“What is at issue–what is always at issue–is a matter of good judgment, leadership, and institutional backbone. A willingness to act with conviction in the face of predictable political opposition and substantive debate is, as always, a requisite part of a central bank’s DNA.” – Paul Volcker, Speech to the Economic Club of New York, May 29, 2013
The financial markets continue to show heightened volatility in the wake of comments by Fed Chairman Ben Bernanke about “tapering” the central bank’s purchases of Treasury bonds and mortgage securities. The lack of clear direction from economic indicators like unemployment and housing only serves to magnify the uncertainty about the direction of Fed policy, this despite Chairman Bernanke’s stated desire to be “open kimono.”

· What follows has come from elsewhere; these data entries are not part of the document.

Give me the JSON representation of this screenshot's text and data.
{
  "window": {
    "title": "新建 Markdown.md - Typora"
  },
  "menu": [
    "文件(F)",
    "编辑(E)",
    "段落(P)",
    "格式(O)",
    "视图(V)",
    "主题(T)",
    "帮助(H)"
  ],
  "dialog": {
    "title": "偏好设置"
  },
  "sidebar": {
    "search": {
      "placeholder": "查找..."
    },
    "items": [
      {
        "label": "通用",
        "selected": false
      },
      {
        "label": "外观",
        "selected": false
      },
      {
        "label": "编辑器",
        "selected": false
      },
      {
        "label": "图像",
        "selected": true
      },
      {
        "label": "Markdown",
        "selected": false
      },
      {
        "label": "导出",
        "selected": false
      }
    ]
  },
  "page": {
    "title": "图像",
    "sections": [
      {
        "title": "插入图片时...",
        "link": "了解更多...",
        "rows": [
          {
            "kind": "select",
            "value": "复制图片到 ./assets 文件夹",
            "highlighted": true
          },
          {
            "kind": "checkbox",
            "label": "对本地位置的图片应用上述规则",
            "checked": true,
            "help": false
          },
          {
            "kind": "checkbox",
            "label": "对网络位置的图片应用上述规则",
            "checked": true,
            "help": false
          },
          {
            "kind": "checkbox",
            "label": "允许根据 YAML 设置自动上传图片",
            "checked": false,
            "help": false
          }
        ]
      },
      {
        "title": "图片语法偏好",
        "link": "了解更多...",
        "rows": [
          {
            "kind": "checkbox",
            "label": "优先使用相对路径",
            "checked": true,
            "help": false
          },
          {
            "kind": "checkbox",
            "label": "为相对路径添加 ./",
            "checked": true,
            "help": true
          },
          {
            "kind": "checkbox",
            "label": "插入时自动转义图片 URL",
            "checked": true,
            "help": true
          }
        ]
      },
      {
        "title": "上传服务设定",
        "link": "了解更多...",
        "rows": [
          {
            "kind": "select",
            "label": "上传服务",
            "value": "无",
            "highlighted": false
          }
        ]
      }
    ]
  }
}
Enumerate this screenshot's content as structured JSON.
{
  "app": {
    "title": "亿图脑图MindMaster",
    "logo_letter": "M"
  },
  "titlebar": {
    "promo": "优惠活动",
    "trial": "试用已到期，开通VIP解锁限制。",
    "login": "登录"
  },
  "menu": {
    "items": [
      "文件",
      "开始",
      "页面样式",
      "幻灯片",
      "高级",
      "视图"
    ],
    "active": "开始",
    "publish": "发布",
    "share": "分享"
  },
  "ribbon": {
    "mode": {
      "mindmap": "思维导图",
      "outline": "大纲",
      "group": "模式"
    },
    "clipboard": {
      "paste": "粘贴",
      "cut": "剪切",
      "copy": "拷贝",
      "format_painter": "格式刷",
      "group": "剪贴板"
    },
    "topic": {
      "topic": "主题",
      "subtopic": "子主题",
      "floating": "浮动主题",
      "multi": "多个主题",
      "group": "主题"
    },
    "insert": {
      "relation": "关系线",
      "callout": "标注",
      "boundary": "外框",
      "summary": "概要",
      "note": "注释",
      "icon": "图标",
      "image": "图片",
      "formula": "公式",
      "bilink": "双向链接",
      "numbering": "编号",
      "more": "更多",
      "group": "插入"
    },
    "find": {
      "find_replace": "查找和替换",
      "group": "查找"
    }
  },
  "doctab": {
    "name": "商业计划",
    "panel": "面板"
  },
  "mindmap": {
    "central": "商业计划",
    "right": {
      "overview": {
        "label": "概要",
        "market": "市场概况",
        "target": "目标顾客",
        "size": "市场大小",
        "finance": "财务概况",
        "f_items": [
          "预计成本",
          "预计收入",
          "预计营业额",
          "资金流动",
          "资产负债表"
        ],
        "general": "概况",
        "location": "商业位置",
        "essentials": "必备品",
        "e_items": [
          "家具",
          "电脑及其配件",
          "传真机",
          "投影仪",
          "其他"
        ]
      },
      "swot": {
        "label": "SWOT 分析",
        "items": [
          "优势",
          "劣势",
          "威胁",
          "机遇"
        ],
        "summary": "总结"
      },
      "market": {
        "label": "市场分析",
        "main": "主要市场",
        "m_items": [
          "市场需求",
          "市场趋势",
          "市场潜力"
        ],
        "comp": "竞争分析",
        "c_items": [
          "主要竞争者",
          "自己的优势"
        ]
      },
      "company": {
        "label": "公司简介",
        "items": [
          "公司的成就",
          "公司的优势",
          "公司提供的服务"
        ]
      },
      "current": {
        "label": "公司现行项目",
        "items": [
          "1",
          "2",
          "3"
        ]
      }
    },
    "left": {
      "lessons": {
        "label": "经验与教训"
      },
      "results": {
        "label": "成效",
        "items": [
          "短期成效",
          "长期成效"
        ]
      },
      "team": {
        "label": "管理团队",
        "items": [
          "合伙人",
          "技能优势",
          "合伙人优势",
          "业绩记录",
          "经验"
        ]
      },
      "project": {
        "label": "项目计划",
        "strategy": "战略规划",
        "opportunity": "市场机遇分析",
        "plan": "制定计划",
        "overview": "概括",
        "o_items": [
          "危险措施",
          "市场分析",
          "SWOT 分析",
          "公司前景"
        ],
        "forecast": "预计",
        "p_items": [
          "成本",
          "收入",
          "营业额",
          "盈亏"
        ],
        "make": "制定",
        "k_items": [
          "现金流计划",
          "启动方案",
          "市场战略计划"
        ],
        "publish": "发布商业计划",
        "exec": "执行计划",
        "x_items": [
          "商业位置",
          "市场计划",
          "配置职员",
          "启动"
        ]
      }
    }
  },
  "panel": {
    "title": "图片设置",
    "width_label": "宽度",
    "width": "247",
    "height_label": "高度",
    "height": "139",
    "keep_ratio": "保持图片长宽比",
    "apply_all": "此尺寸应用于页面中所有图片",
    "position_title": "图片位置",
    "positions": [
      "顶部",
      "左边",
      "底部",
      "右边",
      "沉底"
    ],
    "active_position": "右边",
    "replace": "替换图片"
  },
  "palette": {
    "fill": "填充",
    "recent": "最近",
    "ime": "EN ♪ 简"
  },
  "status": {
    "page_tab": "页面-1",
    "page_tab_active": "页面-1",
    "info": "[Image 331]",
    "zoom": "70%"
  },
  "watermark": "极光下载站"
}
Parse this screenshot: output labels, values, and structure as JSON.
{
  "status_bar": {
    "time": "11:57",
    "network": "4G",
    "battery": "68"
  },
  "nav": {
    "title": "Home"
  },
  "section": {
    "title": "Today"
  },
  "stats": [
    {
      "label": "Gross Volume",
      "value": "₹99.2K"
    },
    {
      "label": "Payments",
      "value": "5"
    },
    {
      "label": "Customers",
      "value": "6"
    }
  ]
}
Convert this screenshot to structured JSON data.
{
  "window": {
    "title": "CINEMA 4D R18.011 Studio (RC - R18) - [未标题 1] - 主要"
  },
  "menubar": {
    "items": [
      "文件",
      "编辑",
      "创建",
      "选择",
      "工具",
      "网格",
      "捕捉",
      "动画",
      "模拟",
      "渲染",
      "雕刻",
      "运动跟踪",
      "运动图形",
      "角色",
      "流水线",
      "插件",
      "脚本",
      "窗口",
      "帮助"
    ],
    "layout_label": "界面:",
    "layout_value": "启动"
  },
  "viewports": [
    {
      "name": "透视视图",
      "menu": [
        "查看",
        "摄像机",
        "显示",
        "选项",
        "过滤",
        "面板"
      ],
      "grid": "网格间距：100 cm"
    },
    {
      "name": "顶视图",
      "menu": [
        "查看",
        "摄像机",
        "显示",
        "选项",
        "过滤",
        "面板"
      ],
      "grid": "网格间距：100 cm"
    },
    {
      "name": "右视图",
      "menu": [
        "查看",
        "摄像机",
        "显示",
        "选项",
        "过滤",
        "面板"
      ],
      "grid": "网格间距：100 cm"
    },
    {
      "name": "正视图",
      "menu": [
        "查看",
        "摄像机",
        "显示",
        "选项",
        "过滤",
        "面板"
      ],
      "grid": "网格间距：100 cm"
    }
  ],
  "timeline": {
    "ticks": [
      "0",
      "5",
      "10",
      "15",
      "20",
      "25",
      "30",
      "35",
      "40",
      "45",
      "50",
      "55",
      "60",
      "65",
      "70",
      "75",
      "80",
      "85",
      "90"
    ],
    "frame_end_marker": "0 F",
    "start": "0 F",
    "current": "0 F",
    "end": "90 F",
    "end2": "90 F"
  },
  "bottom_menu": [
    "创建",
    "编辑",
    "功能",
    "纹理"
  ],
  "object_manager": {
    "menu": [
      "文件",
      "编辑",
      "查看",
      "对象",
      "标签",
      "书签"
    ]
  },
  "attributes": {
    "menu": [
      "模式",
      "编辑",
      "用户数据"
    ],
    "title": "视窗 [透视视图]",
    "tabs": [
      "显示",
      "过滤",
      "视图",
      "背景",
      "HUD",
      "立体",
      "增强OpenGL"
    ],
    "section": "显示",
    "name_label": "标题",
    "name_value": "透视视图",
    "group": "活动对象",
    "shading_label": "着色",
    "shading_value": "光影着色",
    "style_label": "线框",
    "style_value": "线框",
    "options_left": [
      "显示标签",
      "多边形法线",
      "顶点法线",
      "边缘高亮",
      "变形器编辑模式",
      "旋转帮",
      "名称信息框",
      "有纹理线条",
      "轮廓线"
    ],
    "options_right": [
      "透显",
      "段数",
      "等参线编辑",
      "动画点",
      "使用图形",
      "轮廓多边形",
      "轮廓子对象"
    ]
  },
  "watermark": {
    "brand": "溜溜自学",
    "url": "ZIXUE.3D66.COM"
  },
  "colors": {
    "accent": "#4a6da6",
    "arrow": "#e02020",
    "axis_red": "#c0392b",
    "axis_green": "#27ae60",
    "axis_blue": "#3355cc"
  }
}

David Kotok, CEO of Cumberland Advisors, puts it well: “In the last month, we have seen the failure of communication by the leadership of two central banks. Chairman Ben Bernanke gave a message that was obfuscated and misread by markets. His counterpart in Japan did the same. The result was turmoil in markets, increased volatility, and high uncertainty as measured by market-based indicators of risk premia. In the US, the interest rate on a home mortgage is now higher than it has been in months.”
Another factor behind the market angst regarding the timing of a policy change by the Fed is the knowledge that the party is almost over. In a speech last month to the Economic Club of New York, former Fed Chairman Paul Volcker called out Bernanke and his colleagues in terms that only central bankers understand. The quotation above is just part of a tough passage from Volcker’s speech that essentially told Bernanke what we’ve discussed previously on Breitbart, namely that the FOMC has kept rates too low for too long. Again, Chairman Volcker:
Here and elsewhere, the temptation has been strong to wait and see before acting to remove stimulus and then moving toward restraint. Too often, the result is to be too late, to fail to appreciate growing imbalances and inflationary pressures before they are well ingrained. There is something else beyond the necessary mechanics and timely action that is at stake. The credibility of the Federal Reserve, its commitment to maintain price stability and its ability to stand up against pressing and partisan political pressures is critical. Independence can’t just be a slogan. Nor does the language of the Federal Reserve Act itself assure protection, as was demonstrated in the period after World War II. Then, the law and its protections seemed clear, but it was the Treasury that for a long time called the tune.
Volcker’s reference to the Fed’s confrontation with Harry Truman following WW II is entirely on point to the current situation facing the FOMC. The Fed kept rates capped during WW II to help the US government finance the massive military effort. But when the conflict ended, two of the great Fed Chairmen–Mariner Eccles and Thomas McCabe–defied President Truman and raised interest rates to forestall inflation. Even when the Chinese Red Army attacked American military forces in Korea, the Fed under Chairman McCabe stood its ground and eventually won back its independence.
Fed Chairman William McChesney Martin Jr. was picked by Truman in 1951 to replace McCabe and thereby bring the Fed to heel. Instead Martin proved to be an independent man who helped make the central bank independent as well. Martin, for example, defied President Lyndon Johnson and raised interest rates in the 1960s. In each case, the courage of Fed Chairmen like Eccles, McCabe and Martin was the key factor in determining the institutional independence of the US central bank and providing some defense against inflation.
Unfortunately with the subprime debt crisis, the Fed under Bernanke has unilaterally surrendered its independence. “Today, however one parses the term, the Federal Reserve is not now independent,” Gerald O’Driscoll of CATO Institute wrote in the Wall Street Journal. “It has voluntarily relinquished the very independence it secured in 1951 by entering into a modern version of the bond support program. That is what the so-called zero interest rate policy amounts to, reinforced by the quantitative easing implemented through QE1 and QE2.”
Americans forget that for much of the first half of the 20th Century we lived under wage and price controls made necessary by two world wars. Today, however, in peace time the Fed is bailing out Wall Street speculators, zombie banks and most of all, the profligate national Congress with zero interest rates. Do Ben Bernanke and his colleagues on the FOMC have the courage to do the right thing and end the Fed’s extraordinary policy efforts before inflation becomes a serious national problem?